[[ Data for the task, beginning ]]

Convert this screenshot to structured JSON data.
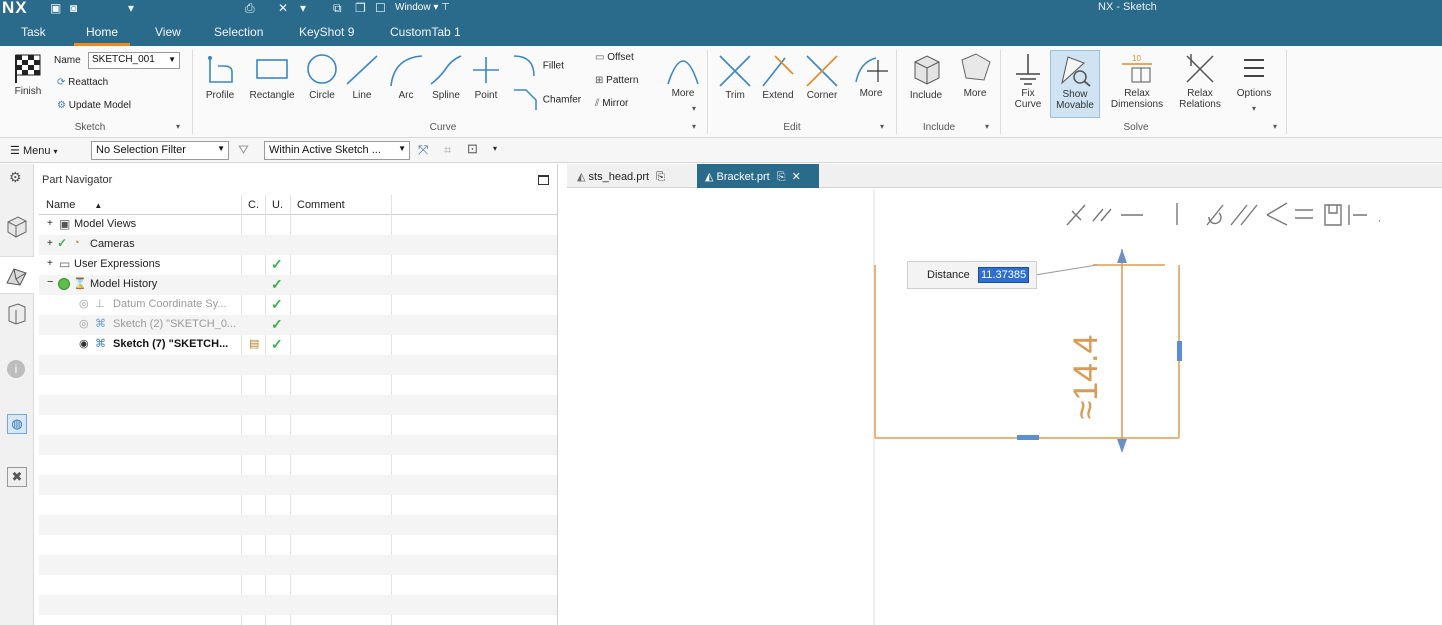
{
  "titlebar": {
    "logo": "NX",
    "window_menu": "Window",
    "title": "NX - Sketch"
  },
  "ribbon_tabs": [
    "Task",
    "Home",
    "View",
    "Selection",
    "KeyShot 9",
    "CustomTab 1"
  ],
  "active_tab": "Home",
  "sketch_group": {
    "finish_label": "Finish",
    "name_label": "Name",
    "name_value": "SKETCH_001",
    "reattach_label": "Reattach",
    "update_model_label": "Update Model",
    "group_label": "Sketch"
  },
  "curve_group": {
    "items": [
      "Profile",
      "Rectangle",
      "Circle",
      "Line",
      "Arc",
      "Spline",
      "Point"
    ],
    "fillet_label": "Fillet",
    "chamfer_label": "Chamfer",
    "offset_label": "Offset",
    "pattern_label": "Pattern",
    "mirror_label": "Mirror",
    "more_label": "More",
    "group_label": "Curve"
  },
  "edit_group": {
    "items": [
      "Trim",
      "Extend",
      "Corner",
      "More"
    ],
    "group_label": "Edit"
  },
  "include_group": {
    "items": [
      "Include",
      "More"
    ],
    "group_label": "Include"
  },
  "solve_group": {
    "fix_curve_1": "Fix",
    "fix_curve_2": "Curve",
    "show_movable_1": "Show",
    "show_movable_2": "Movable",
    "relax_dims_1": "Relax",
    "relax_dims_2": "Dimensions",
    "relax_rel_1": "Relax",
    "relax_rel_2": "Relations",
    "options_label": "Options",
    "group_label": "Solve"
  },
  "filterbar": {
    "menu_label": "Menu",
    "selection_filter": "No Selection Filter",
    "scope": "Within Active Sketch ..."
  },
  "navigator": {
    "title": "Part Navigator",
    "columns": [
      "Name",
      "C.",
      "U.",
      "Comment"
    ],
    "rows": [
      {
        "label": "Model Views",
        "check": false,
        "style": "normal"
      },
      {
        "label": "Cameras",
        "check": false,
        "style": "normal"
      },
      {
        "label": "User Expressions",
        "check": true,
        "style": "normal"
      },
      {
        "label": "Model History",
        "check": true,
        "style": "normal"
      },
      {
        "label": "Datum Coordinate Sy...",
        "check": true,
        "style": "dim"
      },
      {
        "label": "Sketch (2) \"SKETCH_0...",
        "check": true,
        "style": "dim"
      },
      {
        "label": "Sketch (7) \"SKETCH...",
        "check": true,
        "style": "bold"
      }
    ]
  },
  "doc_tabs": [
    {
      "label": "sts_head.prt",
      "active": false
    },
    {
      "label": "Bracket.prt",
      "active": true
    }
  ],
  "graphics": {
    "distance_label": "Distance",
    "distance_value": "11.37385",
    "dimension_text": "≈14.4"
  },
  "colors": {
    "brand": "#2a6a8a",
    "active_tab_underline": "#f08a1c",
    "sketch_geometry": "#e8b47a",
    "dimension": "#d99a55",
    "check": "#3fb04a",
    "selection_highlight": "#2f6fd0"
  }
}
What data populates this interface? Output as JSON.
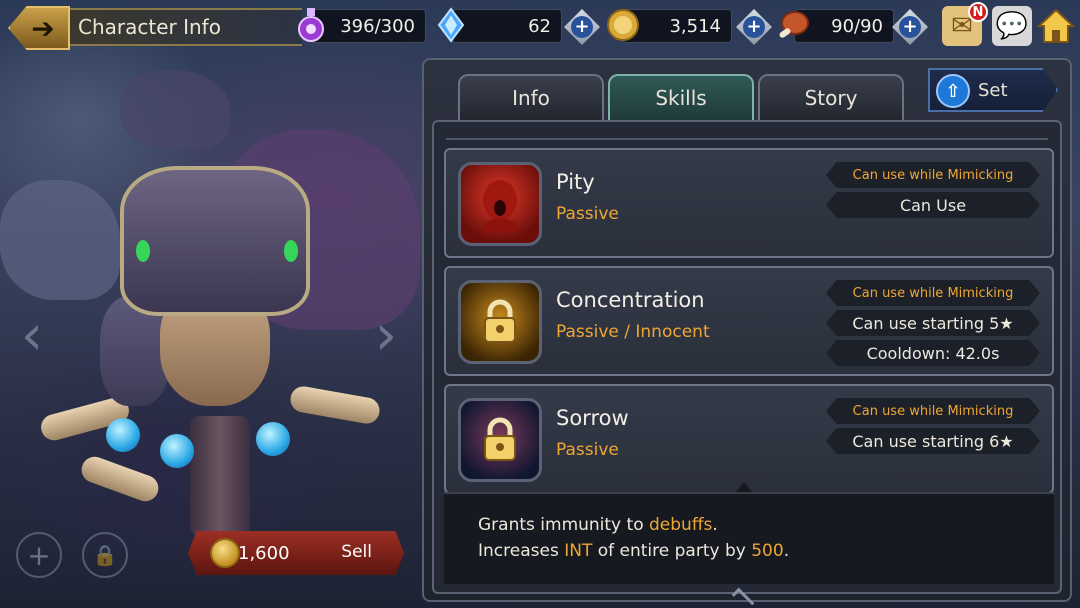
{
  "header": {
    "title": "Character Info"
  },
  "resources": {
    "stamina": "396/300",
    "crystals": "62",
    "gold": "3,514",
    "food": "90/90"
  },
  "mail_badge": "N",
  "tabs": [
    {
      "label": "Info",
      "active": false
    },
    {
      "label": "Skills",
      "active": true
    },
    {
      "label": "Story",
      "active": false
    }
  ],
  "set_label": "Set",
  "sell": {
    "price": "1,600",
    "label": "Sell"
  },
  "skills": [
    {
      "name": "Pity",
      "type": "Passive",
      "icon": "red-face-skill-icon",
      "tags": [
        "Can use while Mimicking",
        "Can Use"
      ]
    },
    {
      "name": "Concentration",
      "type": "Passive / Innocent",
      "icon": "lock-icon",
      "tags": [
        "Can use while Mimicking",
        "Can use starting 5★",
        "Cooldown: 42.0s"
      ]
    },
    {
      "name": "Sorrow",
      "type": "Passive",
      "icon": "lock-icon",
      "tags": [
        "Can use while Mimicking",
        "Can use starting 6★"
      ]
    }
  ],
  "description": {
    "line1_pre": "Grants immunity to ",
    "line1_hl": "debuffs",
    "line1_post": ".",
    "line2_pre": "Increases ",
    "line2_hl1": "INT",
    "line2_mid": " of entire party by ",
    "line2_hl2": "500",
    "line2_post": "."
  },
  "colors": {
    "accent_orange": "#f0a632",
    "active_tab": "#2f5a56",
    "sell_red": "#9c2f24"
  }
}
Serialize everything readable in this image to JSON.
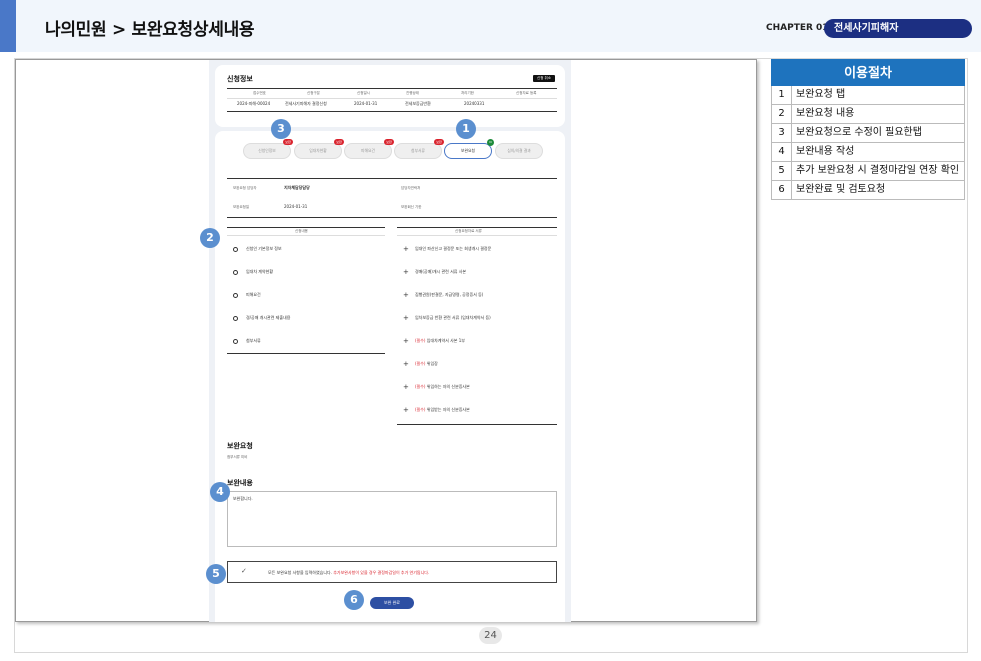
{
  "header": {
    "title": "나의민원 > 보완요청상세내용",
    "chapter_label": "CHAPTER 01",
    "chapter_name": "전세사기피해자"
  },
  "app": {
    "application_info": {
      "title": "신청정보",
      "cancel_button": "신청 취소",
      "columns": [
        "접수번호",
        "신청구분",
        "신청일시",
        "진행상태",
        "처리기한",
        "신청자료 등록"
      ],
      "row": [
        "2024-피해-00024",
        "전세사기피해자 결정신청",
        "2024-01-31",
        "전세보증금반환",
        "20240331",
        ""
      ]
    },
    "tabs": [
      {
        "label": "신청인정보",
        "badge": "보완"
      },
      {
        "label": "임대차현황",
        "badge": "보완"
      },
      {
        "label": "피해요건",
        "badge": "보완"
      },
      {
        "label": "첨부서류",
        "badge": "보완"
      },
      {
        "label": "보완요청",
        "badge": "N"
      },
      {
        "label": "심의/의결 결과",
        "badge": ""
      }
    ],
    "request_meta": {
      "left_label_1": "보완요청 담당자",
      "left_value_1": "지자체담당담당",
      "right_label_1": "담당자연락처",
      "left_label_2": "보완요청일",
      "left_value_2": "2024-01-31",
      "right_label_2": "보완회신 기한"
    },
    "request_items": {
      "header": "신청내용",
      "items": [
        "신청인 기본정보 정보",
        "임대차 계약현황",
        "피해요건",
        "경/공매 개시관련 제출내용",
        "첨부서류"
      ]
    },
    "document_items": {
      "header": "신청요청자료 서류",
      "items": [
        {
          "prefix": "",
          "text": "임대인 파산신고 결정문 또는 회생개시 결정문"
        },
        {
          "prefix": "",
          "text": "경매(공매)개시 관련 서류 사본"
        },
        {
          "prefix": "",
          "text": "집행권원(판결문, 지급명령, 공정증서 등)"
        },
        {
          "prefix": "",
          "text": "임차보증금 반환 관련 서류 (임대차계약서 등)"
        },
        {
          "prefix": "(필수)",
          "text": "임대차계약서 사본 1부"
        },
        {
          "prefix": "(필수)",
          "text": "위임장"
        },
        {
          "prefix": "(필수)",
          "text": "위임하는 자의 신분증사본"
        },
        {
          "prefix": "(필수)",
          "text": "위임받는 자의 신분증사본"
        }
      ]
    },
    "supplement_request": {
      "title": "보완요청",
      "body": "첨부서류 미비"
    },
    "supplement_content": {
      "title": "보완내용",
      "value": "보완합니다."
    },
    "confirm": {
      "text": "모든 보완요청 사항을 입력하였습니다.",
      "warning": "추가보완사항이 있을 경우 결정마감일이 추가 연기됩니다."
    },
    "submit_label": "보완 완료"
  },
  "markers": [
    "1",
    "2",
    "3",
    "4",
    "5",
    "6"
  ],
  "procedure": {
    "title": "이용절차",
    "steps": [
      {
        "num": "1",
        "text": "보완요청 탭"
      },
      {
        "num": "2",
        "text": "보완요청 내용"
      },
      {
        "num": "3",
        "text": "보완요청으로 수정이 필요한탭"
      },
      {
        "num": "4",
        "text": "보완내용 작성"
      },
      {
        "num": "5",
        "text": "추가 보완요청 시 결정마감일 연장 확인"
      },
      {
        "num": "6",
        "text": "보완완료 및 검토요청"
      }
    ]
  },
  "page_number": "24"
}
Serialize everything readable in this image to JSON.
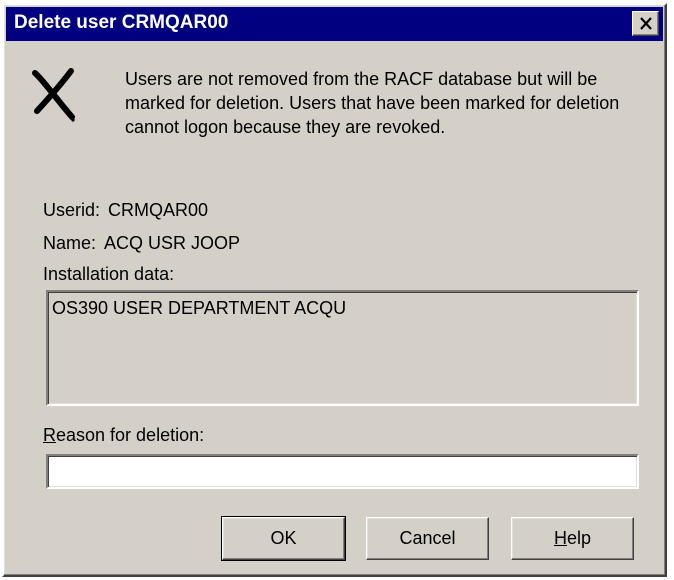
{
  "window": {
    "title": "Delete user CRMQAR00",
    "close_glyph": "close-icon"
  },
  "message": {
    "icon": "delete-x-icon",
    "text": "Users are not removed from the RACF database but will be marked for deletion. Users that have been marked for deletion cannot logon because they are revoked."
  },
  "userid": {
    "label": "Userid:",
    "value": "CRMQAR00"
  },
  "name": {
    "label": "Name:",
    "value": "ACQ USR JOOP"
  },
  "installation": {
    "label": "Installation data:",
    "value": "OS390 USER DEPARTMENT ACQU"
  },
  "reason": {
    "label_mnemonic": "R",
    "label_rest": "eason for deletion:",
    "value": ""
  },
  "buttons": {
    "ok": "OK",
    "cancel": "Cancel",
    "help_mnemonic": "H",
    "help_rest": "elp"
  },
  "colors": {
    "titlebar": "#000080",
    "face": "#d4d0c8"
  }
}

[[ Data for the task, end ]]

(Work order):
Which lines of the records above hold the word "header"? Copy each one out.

(Solved problem):
  "header": {
  "header": {
      "header": "신청내용",
      "header": "신청요청자료 서류",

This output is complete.